  • Algozzino, Sergio (2008). Ballata per Fabrizio De André (in Italian). Padova: Edizioni Becco Giallo. ISBN 978-8897555100.
  • Biani, Mauro (2009). Come una specie di sorriso (in Italian). Viterbo: Stampa Alternativa.
  • Milazzo, Ivo; Càlzia, Fabrizio (2010). Uomo Faber - biografia a fumetti di Fabrizio De André. Novara: De Agostini.


  1. ^ Haworth, Rachel (March 3, 2016). "Fabrizio De André and Georges Brassens". From the chanson française to the canzone d'autore in the 1960s and 1970s: Authenticity, Authority, Influence.

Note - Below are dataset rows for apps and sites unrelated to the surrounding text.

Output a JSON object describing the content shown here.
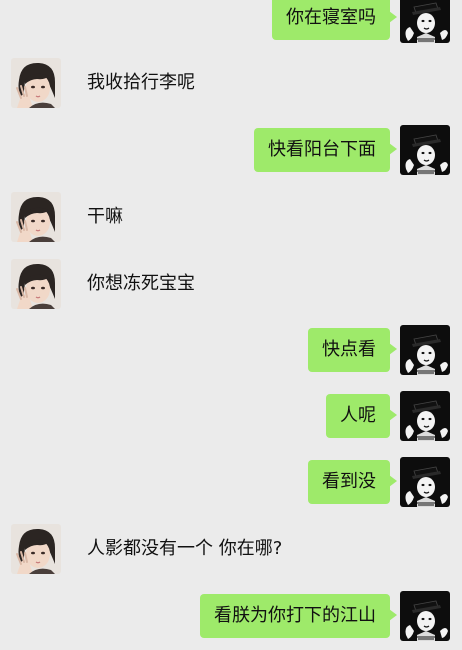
{
  "conversation": {
    "messages": [
      {
        "side": "out",
        "text": "你在寝室吗"
      },
      {
        "side": "in",
        "text": "我收拾行李呢"
      },
      {
        "side": "out",
        "text": "快看阳台下面"
      },
      {
        "side": "in",
        "text": "干嘛"
      },
      {
        "side": "in",
        "text": "你想冻死宝宝"
      },
      {
        "side": "out",
        "text": "快点看"
      },
      {
        "side": "out",
        "text": "人呢"
      },
      {
        "side": "out",
        "text": "看到没"
      },
      {
        "side": "in",
        "text": "人影都没有一个 你在哪?"
      },
      {
        "side": "out",
        "text": "看朕为你打下的江山"
      }
    ]
  },
  "colors": {
    "background": "#ebebeb",
    "outgoing_bubble": "#9eea6a",
    "text": "#111111"
  },
  "icons": {
    "incoming_avatar": "avatar-girl-icon",
    "outgoing_avatar": "avatar-mime-icon"
  }
}
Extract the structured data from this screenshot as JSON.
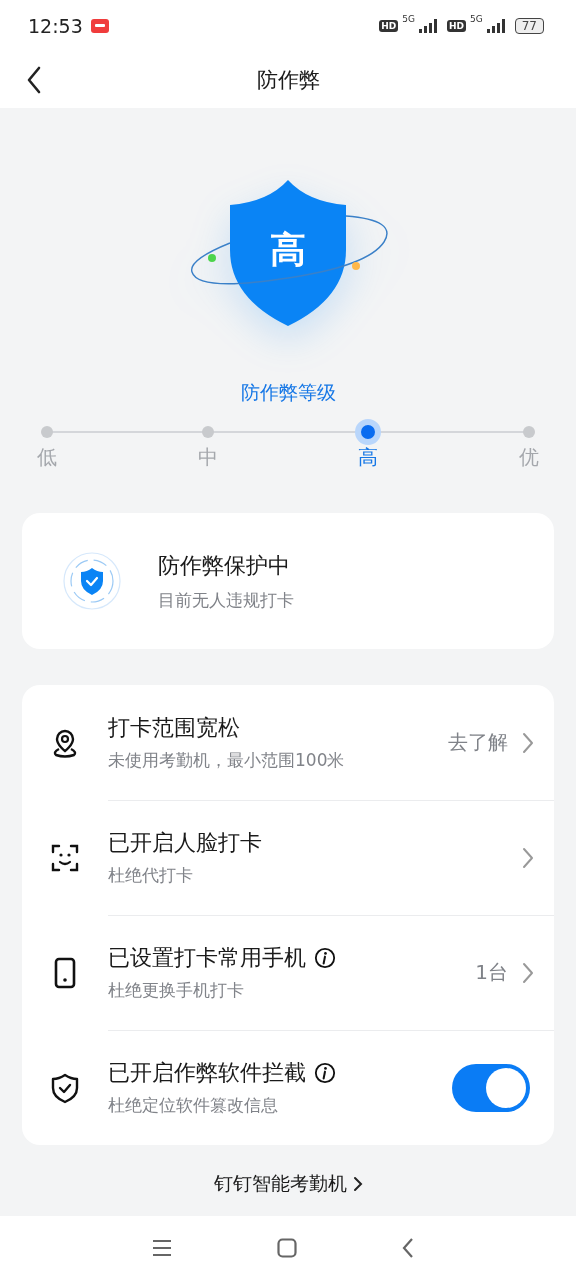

Routledge. p. 121. ISBN 978-1-317-13168-7.
  2. ^ "Intitolazioni" (in Italian).
  3. ^ Fabbri, Franco (2017). L'ascolto tabù (in Italian). Milano: Il Saggiatore. pp. 216–222.
  4. ^ Viva, p. 40.
  5. ^ Viva, p. 49.
  6. ^ Romana, p. 61.
  7. ^ Viva, p. 83.
  8. ^ Viva, p. 225.
  9. ^ Viva, p. 83.
  10. ^ Viva, p. 102.
  11. ^ Viva, p. 93.
  12. ^ Viva, p. 133.
  13. ^ De André, Fabrizio; Harari, Guido (2003). Harari, Guido (ed.). E poi, il futuro (in Italian). Mondadori. p. 124. ISBN 8804497084.
  14. ^ Viva, p. 125.
  15. ^ Viva, p. 139.
  16. ^ Viva, p. 129.
  17. ^ Meacci, Giordano; Serafini, Francesca (15 November 2021). "Fabrizio De André (1974-1981)". Treccani (in Italian).
  18. ^ Viva, p. 164.
  19. ^ Viva, p. 103.
  20. ^ Viva, p. 172.
  21. ^ Viva, p. 179.
  22. ^ "Collaborazione: Autore" (in Italian).
  23. ^ Viva, p. 186.
  24. ^ Viva, p. 187.
  25. ^ "Interview on mybestlife.com" (in Italian).
  26. ^ Giannotti, M. (2005). L'enciclopedia di Sanremo: 55 anni di storia del festival dalla A alla Z, Gremese: pag. 148.
  27. ^ Viva, p. 197.
  28. ^ Viva, p. 205.
  29. ^ Viva, p. 229.
  30. ^ "Tazenda" (in Italian).
  31. ^ "Troubaires" (in Italian).
  32. ^ Viva, p. 221.
  33. ^ Mediating the Human Body: Technology, Communication, and Fashion. (2003), Taylor & Francis.: p. 56.
  34. ^ Viva, p. 237.
  35. ^ Bertoncelli, Riccardo, ed. (2012). Belin, sei sicuro? Storia e canzoni - Con gli appunti inediti de I Notturni (in Italian). Giunti.
  36. ^ Viva, p. 244.
  37. ^ "Una folla silenziosa per Fabrizio De André". La Repubblica (in Italian). 13 January 1999.
  38. ^ (in Italian) Discography of Fabrizio De André Archived 25 December 2010 at the Wayback Machine
  39. ^ "Affiora un video 'perduto' di Fabrizio De André" (in Italian). 13 September 2005.

Further reading

  • Gilbert, Mark; Moneta, Sara Lamberti (2020). "De André, Fabrizio (1940–1999)". Historical Dictionary of Modern Italy. Rowman & Littlefield. pp. 120–. ISBN 978-1-5381-0254-1.
  • Haworth, Rachel (2016). From the Chanson Française to the Canzone D'autore in the 1960s and 1970s: Authenticity, Authority, Influence. United Kingdom: Taylor & Francis. ISBN 978-1409441731.
  • Fondazione Fabrizio De André (2021). Bruno Bigoni; Romano Giuffrida (eds.). Accordi Eretici (in Italian). La nave di Teseo. ISBN 9788893955881.
  • Romana, Cesare G. (1991). Amico fragile (in Italian). Sperling & Kupfer. ISBN 8820012146.
  • Pistarini, Walter (2010). Il libro del mondo. Le storie dietro le canzoni di Fabrizio De André (in Italian). Florence: Giunti. ISBN 978-88-09-74851-4.
  • Zanetti, Franco; Sassi, Claudio (2008). Fabrizio De André in concerto (in Italian). Giunti Editore. ISBN 9788809062115.